Try it: A faithful copy without images is required: write out all the records exactly.

[Data records Boundary: Start]

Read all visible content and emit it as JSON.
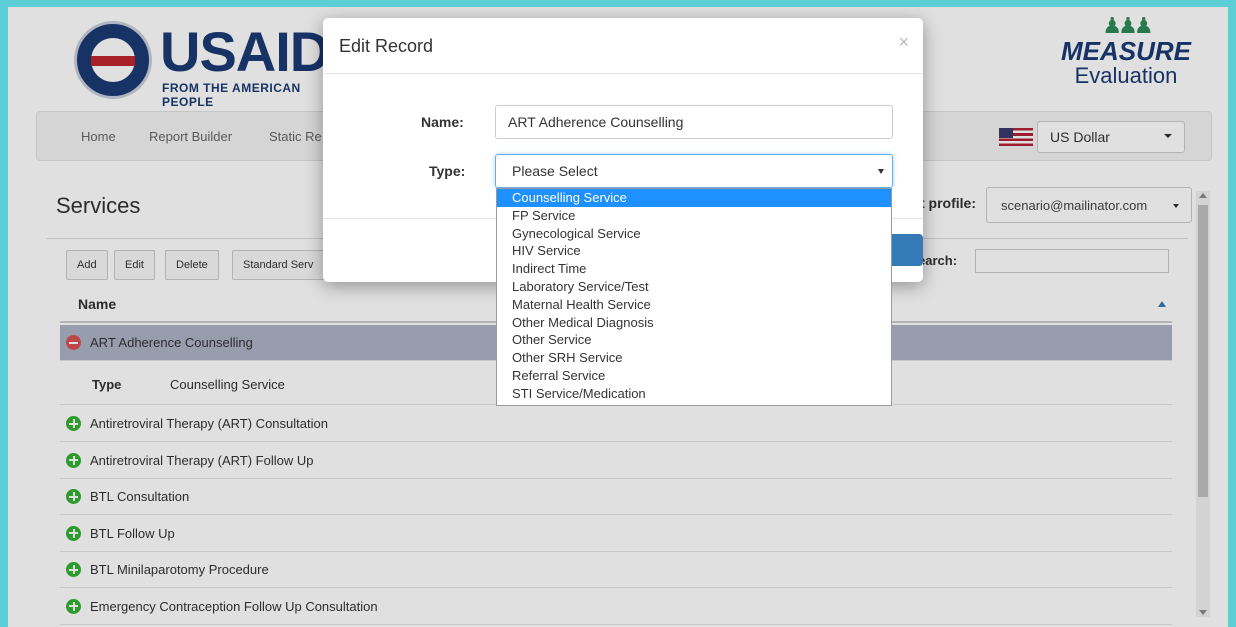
{
  "header": {
    "usaid_wordmark": "USAID",
    "usaid_tagline": "FROM THE AMERICAN PEOPLE",
    "usaid_seal_text": "USAID",
    "measure_title": "MEASURE",
    "measure_subtitle": "Evaluation"
  },
  "nav": {
    "items": [
      "Home",
      "Report Builder",
      "Static Re"
    ],
    "currency": "US Dollar"
  },
  "services": {
    "title": "Services",
    "profile_label": "t profile:",
    "profile_value": "scenario@mailinator.com",
    "buttons": [
      "Add",
      "Edit",
      "Delete",
      "Standard Serv"
    ],
    "search_label": "earch:",
    "column_name": "Name",
    "selected_row": "ART Adherence Counselling",
    "detail_key": "Type",
    "detail_value": "Counselling Service",
    "rows": [
      "Antiretroviral Therapy (ART) Consultation",
      "Antiretroviral Therapy (ART) Follow Up",
      "BTL Consultation",
      "BTL Follow Up",
      "BTL Minilaparotomy Procedure",
      "Emergency Contraception Follow Up Consultation"
    ]
  },
  "modal": {
    "title": "Edit Record",
    "close": "×",
    "name_label": "Name:",
    "name_value": "ART Adherence Counselling",
    "type_label": "Type:",
    "type_value": "Please Select",
    "type_options": [
      "Counselling Service",
      "FP Service",
      "Gynecological Service",
      "HIV Service",
      "Indirect Time",
      "Laboratory Service/Test",
      "Maternal Health Service",
      "Other Medical Diagnosis",
      "Other Service",
      "Other SRH Service",
      "Referral Service",
      "STI Service/Medication"
    ],
    "highlighted_option": "Counselling Service"
  },
  "colors": {
    "accent": "#337ab7",
    "selected_row": "#aeb3c6",
    "highlight": "#1e90ff",
    "plus_icon": "#31b131",
    "minus_icon": "#d9534f",
    "frame": "#5ccfd6"
  }
}
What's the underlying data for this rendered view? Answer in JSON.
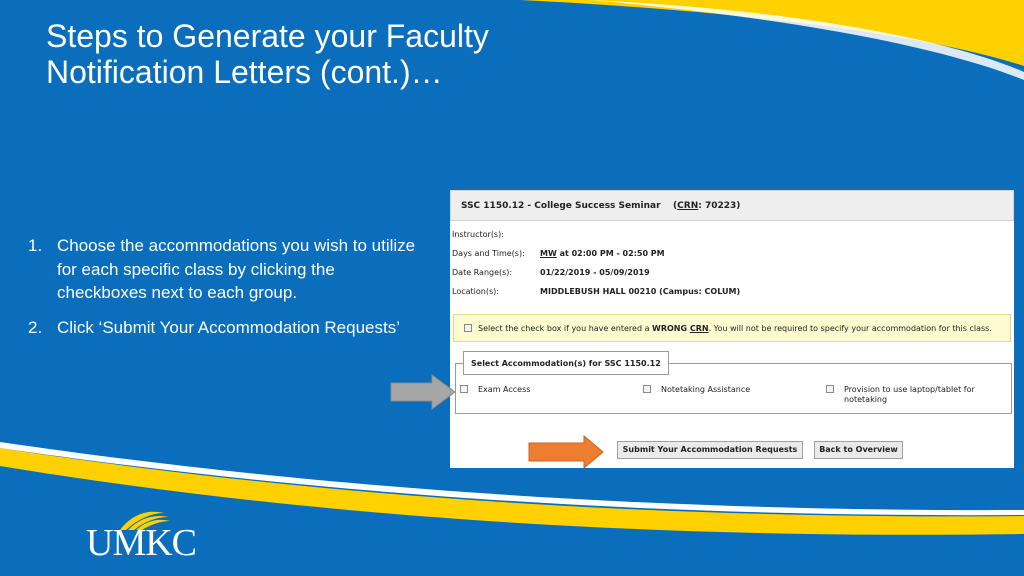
{
  "slide": {
    "title": "Steps to Generate your Faculty Notification Letters (cont.)…",
    "steps": [
      {
        "num": "1.",
        "text": "Choose the accommodations you wish to utilize for each specific class by clicking the checkboxes next to each group."
      },
      {
        "num": "2.",
        "text": "Click ‘Submit Your Accommodation Requests’"
      }
    ]
  },
  "screenshot": {
    "course_prefix": "SSC 1150.12 - College Success Seminar",
    "crn_label": "CRN",
    "crn_value": ": 70223)",
    "instructor_label": "Instructor(s):",
    "days_label": "Days and Time(s):",
    "days_day": "MW",
    "days_time": " at 02:00 PM - 02:50 PM",
    "range_label": "Date Range(s):",
    "range_value": "01/22/2019 - 05/09/2019",
    "location_label": "Location(s):",
    "location_value": "MIDDLEBUSH HALL 00210 (Campus: COLUM)",
    "warning_pre": "Select the check box if you have entered a ",
    "warning_bold": "WRONG ",
    "warning_crn": "CRN",
    "warning_post": ". You will not be required to specify your accommodation for this class.",
    "legend": "Select Accommodation(s) for SSC 1150.12",
    "accommodations": [
      "Exam Access",
      "Notetaking Assistance",
      "Provision to use laptop/tablet for notetaking"
    ],
    "submit_label": "Submit Your Accommodation Requests",
    "back_label": "Back to Overview"
  },
  "branding": {
    "logo_text": "UMKC",
    "colors": {
      "background": "#0a6ebd",
      "accent": "#ffd100",
      "arrow_gray": "#a6a6a6",
      "arrow_orange": "#ed7d31"
    }
  },
  "icons": [
    "gray-arrow-icon",
    "orange-arrow-icon",
    "checkbox-icon",
    "umkc-logo-icon"
  ]
}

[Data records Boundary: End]

Solution to this problem:
Read all visible content and emit it as JSON.
{
  "header": {
    "usaid_wordmark": "USAID",
    "usaid_tagline": "FROM THE AMERICAN PEOPLE",
    "usaid_seal_text": "USAID",
    "measure_title": "MEASURE",
    "measure_subtitle": "Evaluation"
  },
  "nav": {
    "items": [
      "Home",
      "Report Builder",
      "Static Re"
    ],
    "currency": "US Dollar"
  },
  "services": {
    "title": "Services",
    "profile_label": "t profile:",
    "profile_value": "scenario@mailinator.com",
    "buttons": [
      "Add",
      "Edit",
      "Delete",
      "Standard Serv"
    ],
    "search_label": "earch:",
    "column_name": "Name",
    "selected_row": "ART Adherence Counselling",
    "detail_key": "Type",
    "detail_value": "Counselling Service",
    "rows": [
      "Antiretroviral Therapy (ART) Consultation",
      "Antiretroviral Therapy (ART) Follow Up",
      "BTL Consultation",
      "BTL Follow Up",
      "BTL Minilaparotomy Procedure",
      "Emergency Contraception Follow Up Consultation"
    ]
  },
  "modal": {
    "title": "Edit Record",
    "close": "×",
    "name_label": "Name:",
    "name_value": "ART Adherence Counselling",
    "type_label": "Type:",
    "type_value": "Please Select",
    "type_options": [
      "Counselling Service",
      "FP Service",
      "Gynecological Service",
      "HIV Service",
      "Indirect Time",
      "Laboratory Service/Test",
      "Maternal Health Service",
      "Other Medical Diagnosis",
      "Other Service",
      "Other SRH Service",
      "Referral Service",
      "STI Service/Medication"
    ],
    "highlighted_option": "Counselling Service"
  },
  "colors": {
    "accent": "#337ab7",
    "selected_row": "#aeb3c6",
    "highlight": "#1e90ff",
    "plus_icon": "#31b131",
    "minus_icon": "#d9534f",
    "frame": "#5ccfd6"
  }
}
What's the underlying data for this rendered view? Answer in JSON.
{
  "slide": {
    "title": "Steps to Generate your Faculty Notification Letters (cont.)…",
    "steps": [
      {
        "num": "1.",
        "text": "Choose the accommodations you wish to utilize for each specific class by clicking the checkboxes next to each group."
      },
      {
        "num": "2.",
        "text": "Click ‘Submit Your Accommodation Requests’"
      }
    ]
  },
  "screenshot": {
    "course_prefix": "SSC 1150.12 - College Success Seminar",
    "crn_label": "CRN",
    "crn_value": ": 70223)",
    "instructor_label": "Instructor(s):",
    "days_label": "Days and Time(s):",
    "days_day": "MW",
    "days_time": " at 02:00 PM - 02:50 PM",
    "range_label": "Date Range(s):",
    "range_value": "01/22/2019 - 05/09/2019",
    "location_label": "Location(s):",
    "location_value": "MIDDLEBUSH HALL 00210 (Campus: COLUM)",
    "warning_pre": "Select the check box if you have entered a ",
    "warning_bold": "WRONG ",
    "warning_crn": "CRN",
    "warning_post": ". You will not be required to specify your accommodation for this class.",
    "legend": "Select Accommodation(s) for SSC 1150.12",
    "accommodations": [
      "Exam Access",
      "Notetaking Assistance",
      "Provision to use laptop/tablet for notetaking"
    ],
    "submit_label": "Submit Your Accommodation Requests",
    "back_label": "Back to Overview"
  },
  "branding": {
    "logo_text": "UMKC",
    "colors": {
      "background": "#0a6ebd",
      "accent": "#ffd100",
      "arrow_gray": "#a6a6a6",
      "arrow_orange": "#ed7d31"
    }
  },
  "icons": [
    "gray-arrow-icon",
    "orange-arrow-icon",
    "checkbox-icon",
    "umkc-logo-icon"
  ]
}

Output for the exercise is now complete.